After her two-year ban was reduced on Tuesday by the CAS, Maria Sharapova has broken her silence saying that the ITF's actions raises concerns over the future of players who take banned substances for medical purposes. Sharapova also said that she has never considered retirement following the ban.
In June 2016, the International Tennis Federation(ITF) had issued an official statement banning Maria Sharapova until January 25,
After remaining coy for months about her situation, Sharapova has finally opened up about her difficult four months, saying that the ITF had left her in a clueless position during the entire time. “The I.T.F. didn’t put up a ‘No Left Turn,’” she said. “A sign wasn’t even there; it wasn’t even behind a tree. It was
“If there was a sign, I’d have been, like, O.K. But through this process, there were no signs. And that was something that was obviously very evident in the C.A.S. report, that there were no signs,” she added, in an interview with an American news channel.
The 29-year old also slammed the authorities
“The delegation that the I.T.F. had with the WTA on checking what lists and emails were going out and who was actually receiving these notices — was it players, agents, their doctors — they had no system in place,” she said.
She also wished that no other athlete should suffer through what she had experienced over the past few months.

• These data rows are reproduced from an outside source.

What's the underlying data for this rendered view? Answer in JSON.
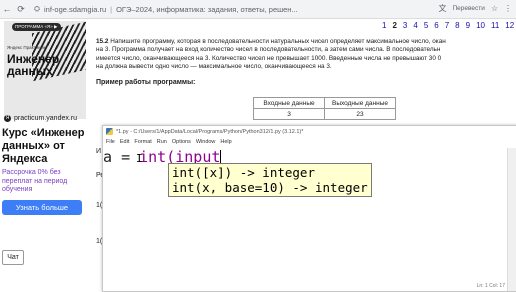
{
  "browser": {
    "url_host": "inf-oge.sdamgia.ru",
    "page_title": "ОГЭ–2024, информатика: задания, ответы, решен...",
    "translate_label": "Перевести"
  },
  "ad": {
    "banner_pill": "ПРОГРАММА «Я» ▶",
    "banner_caption": "Яндекс Практикум",
    "banner_big": "Инженер данных",
    "source": "practicum.yandex.ru",
    "title": "Курс «Инженер данных» от Яндекса",
    "promo": "Рассрочка 0% без переплат на период обучения",
    "button": "Узнать больше",
    "chat": "Чат"
  },
  "pagination": {
    "pages": [
      "1",
      "2",
      "3",
      "4",
      "5",
      "6",
      "7",
      "8",
      "9",
      "10",
      "11",
      "12"
    ],
    "current": "2"
  },
  "task": {
    "number": "15.2",
    "lines": [
      "Напишите программу, которая в последовательности натуральных чисел определяет максимальное число, окан",
      "на 3. Программа получает на вход количество чисел в последовательности, а затем сами числа. В последовательн",
      "имеется число, оканчивающееся на 3. Количество чисел не превышает 1000. Введенные числа не превышают 30 0",
      "на должна вывести одно число — максимальное число, оканчивающееся на 3."
    ],
    "example_label": "Пример работы программы:",
    "table_headers": [
      "Входные данные",
      "Выходные данные"
    ],
    "table_row": [
      "3",
      "23"
    ],
    "bg_fragments": [
      "И",
      "Ре",
      "1(",
      "1("
    ]
  },
  "idle": {
    "title": "*1.py - C:/Users/1/AppData/Local/Programs/Python/Python312/1.py (3.12.1)*",
    "menu": [
      "File",
      "Edit",
      "Format",
      "Run",
      "Options",
      "Window",
      "Help"
    ],
    "code_var": "a",
    "code_eq": "=",
    "code_call": "int(input",
    "calltip": [
      "int([x]) -> integer",
      "int(x, base=10) -> integer"
    ],
    "status": "Ln: 1  Col: 17"
  }
}
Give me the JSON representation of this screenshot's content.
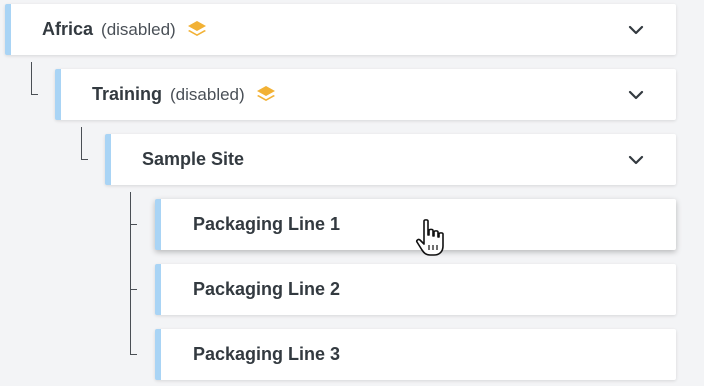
{
  "tree": {
    "africa": {
      "label": "Africa",
      "status": "(disabled)",
      "layers_icon": "layers-icon",
      "chevron_icon": "chevron-down-icon"
    },
    "training": {
      "label": "Training",
      "status": "(disabled)",
      "layers_icon": "layers-icon",
      "chevron_icon": "chevron-down-icon"
    },
    "sample_site": {
      "label": "Sample Site",
      "chevron_icon": "chevron-down-icon"
    },
    "lines": [
      {
        "label": "Packaging Line 1"
      },
      {
        "label": "Packaging Line 2"
      },
      {
        "label": "Packaging Line 3"
      }
    ]
  },
  "colors": {
    "accent_bar": "#a9d4f5",
    "layers_icon": "#f2b134",
    "background": "#f3f4f6"
  },
  "cursor": {
    "icon": "hand-pointer-cursor"
  }
}
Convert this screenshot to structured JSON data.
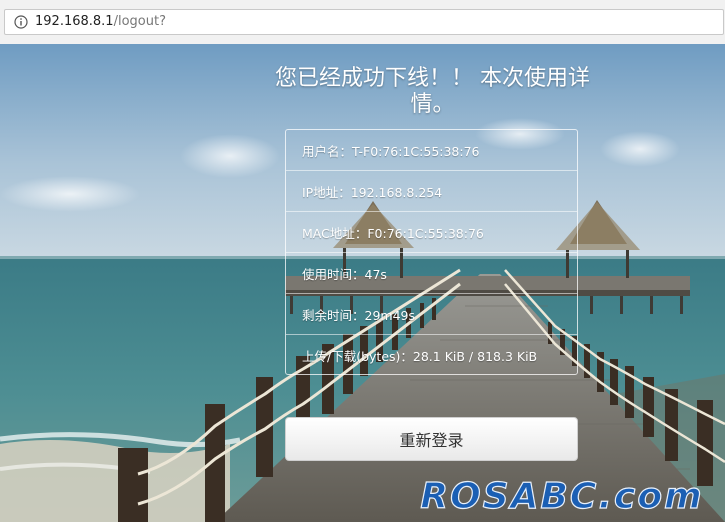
{
  "browser": {
    "url_host": "192.168.8.1",
    "url_path": "/logout?",
    "info_icon": "info-icon"
  },
  "page": {
    "title": "您已经成功下线！！ 本次使用详情。",
    "details": [
      "用户名：T-F0:76:1C:55:38:76",
      "IP地址：192.168.8.254",
      "MAC地址：F0:76:1C:55:38:76",
      "使用时间：47s",
      "剩余时间：29m49s",
      "上传/下载(bytes)：28.1 KiB / 818.3 KiB"
    ],
    "relogin_label": "重新登录"
  },
  "watermark": {
    "text": "ROSABC.com"
  },
  "colors": {
    "sky_top": "#6f9cc2",
    "sea": "#3f7f86",
    "pier_wood": "#8a8a86",
    "watermark_fill": "#1b5fb4"
  }
}
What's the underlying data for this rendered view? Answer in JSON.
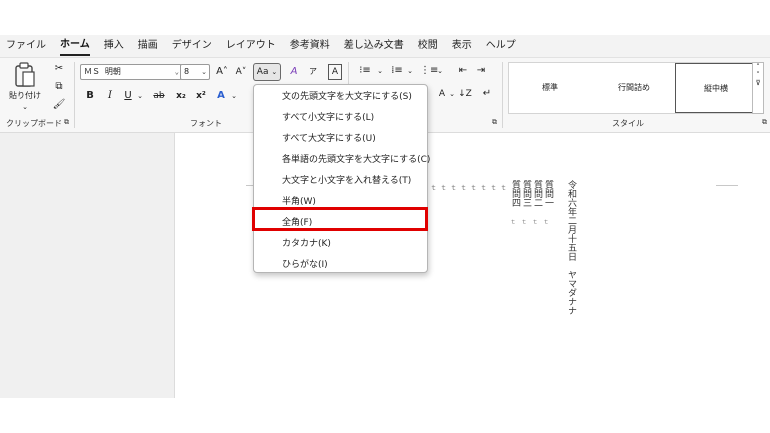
{
  "tabs": [
    "ファイル",
    "ホーム",
    "挿入",
    "描画",
    "デザイン",
    "レイアウト",
    "参考資料",
    "差し込み文書",
    "校閲",
    "表示",
    "ヘルプ"
  ],
  "active_tab": "ホーム",
  "clipboard": {
    "paste_label": "貼り付け",
    "group_label": "クリップボード",
    "launcher": "⧉"
  },
  "font": {
    "name": "ＭＳ 明朝",
    "size": "8",
    "grow": "A˄",
    "shrink": "A˅",
    "change_case": "Aa",
    "clear_format": "A",
    "bold": "B",
    "italic": "I",
    "underline": "U",
    "strike": "ab",
    "subscript": "x₂",
    "superscript": "x²",
    "group_label": "フォント"
  },
  "paragraph": {
    "launcher": "⧉"
  },
  "styles": {
    "items": [
      "標準",
      "行間詰め",
      "縦中横"
    ],
    "selected": "縦中横",
    "group_label": "スタイル",
    "launcher": "⧉"
  },
  "document": {
    "col1": "令和六年二月十五日　ヤマダナナ",
    "col2": "質問一",
    "col3": "質問二",
    "col4": "質問三",
    "col5": "質問四",
    "tmarks": "ｔｔｔｔｔｔｔｔ",
    "smarks": "ｔｔｔｔ"
  },
  "case_menu": {
    "items": [
      "文の先頭文字を大文字にする(S)",
      "すべて小文字にする(L)",
      "すべて大文字にする(U)",
      "各単語の先頭文字を大文字にする(C)",
      "大文字と小文字を入れ替える(T)",
      "半角(W)",
      "全角(F)",
      "カタカナ(K)",
      "ひらがな(I)"
    ],
    "highlighted": "全角(F)",
    "highlight_color": "#e00000"
  }
}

“That’s something that as I look to the future, I make it very clear that I don’t want this to happen to anyone else. And I will be very much involved in making sure that it doesn’t,” she said.
The Russian also reserved some harsh words for ITF's antidoping chief Stuart Miller regarding her ban.

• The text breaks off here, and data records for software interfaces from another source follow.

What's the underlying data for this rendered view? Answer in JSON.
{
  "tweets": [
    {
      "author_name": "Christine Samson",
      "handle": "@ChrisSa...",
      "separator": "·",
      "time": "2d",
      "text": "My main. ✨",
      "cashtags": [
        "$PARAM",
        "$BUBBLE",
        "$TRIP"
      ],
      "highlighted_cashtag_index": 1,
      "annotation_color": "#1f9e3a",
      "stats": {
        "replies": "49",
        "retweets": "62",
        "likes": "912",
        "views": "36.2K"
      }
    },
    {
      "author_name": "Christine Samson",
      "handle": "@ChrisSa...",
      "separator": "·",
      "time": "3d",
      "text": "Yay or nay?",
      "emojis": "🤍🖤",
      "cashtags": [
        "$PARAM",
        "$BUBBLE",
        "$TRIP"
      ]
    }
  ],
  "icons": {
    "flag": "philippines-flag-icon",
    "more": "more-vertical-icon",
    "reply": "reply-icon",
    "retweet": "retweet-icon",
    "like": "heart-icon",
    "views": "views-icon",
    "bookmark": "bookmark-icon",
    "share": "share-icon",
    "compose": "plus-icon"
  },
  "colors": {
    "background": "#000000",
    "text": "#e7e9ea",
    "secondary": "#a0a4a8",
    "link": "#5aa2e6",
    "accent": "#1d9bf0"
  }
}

“I spent four days total in hearings listening to the head of the I.T.F. antidoping, Stuart Miller, giving two testimonies. I’m sitting there just shaking my head on how so many athletes and tennis players are in the hands of someone in his position. I really couldn’t believe it,” she said.
“I was really shocked how little knowledge someone like him had, in his position. When he spoke about

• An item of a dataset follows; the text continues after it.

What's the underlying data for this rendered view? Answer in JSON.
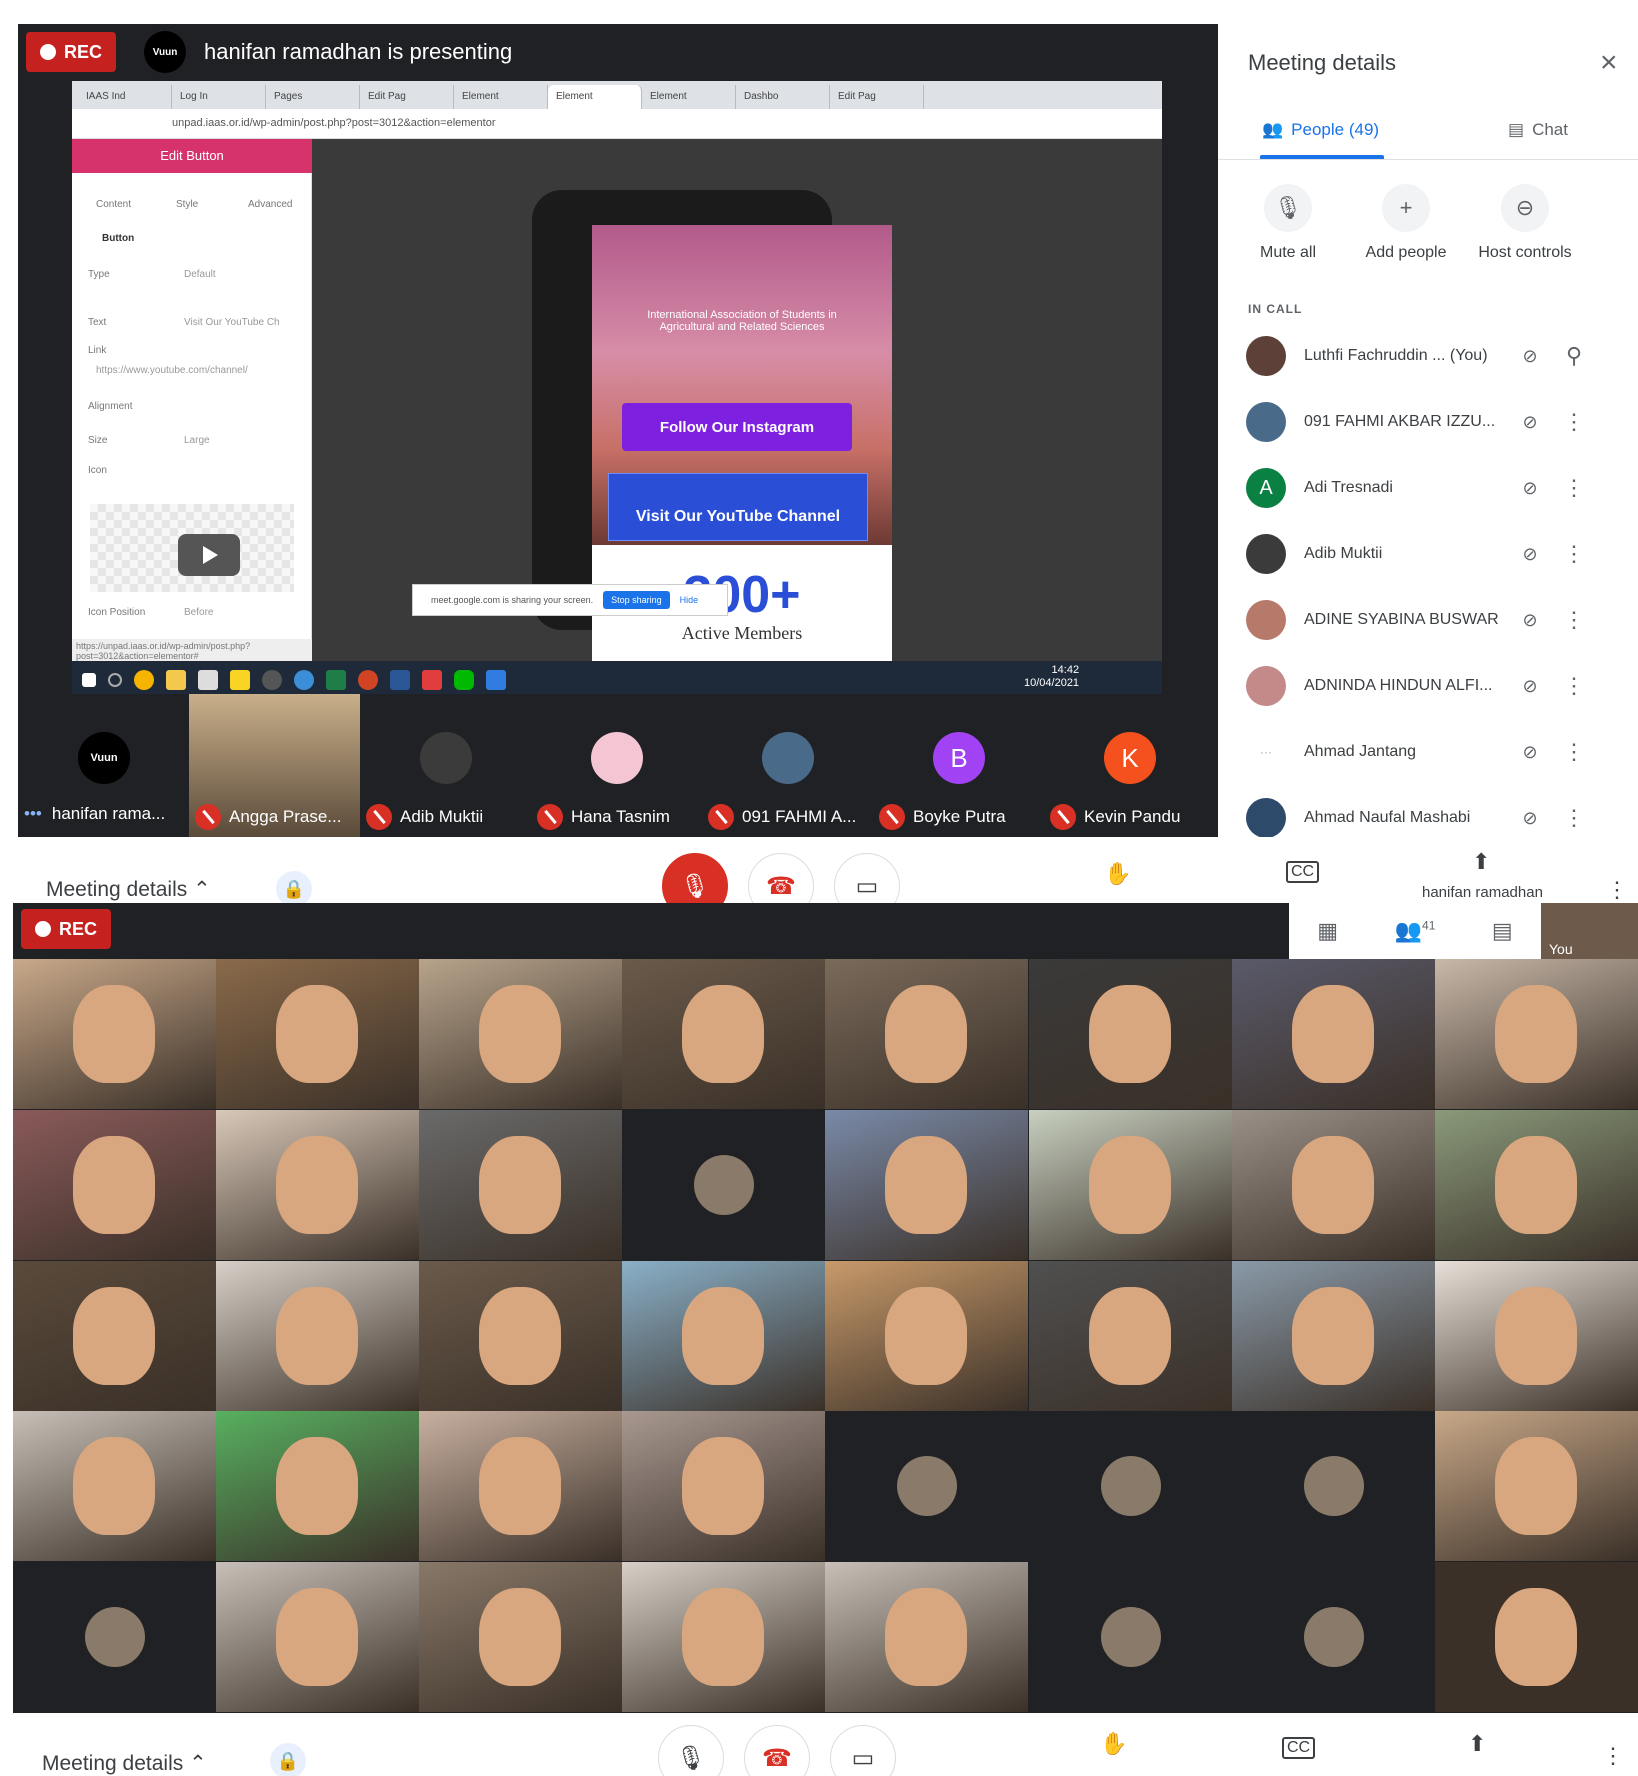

Sharapova has previously said that she took
“Then it was a question of ‘How is this banned when I knew it was legal, and for that amount of time?’” Sharapova said. “I just couldn’t fathom. And then I was like: ‘How did this happen? Something that is so common — are you sure? I mean, my grandparents take it, and millions of people in Russia.’ In the beginning, I couldn’t believe that.”
Sharapova, 29, also said that she had never considered the prospect of retirement during the past few months which proved to be very difficult times in her career. Speaking about the feeling of resuming her sport, she said, “No matter if I’m in the middle of nowhere in Asia or walking into Arthur Ashe Stadium, it’s the greatest feeling that I have. That’s what I miss. I miss walking out onto my stage because that’s been my stage since I was a young girl,” Sharapova said.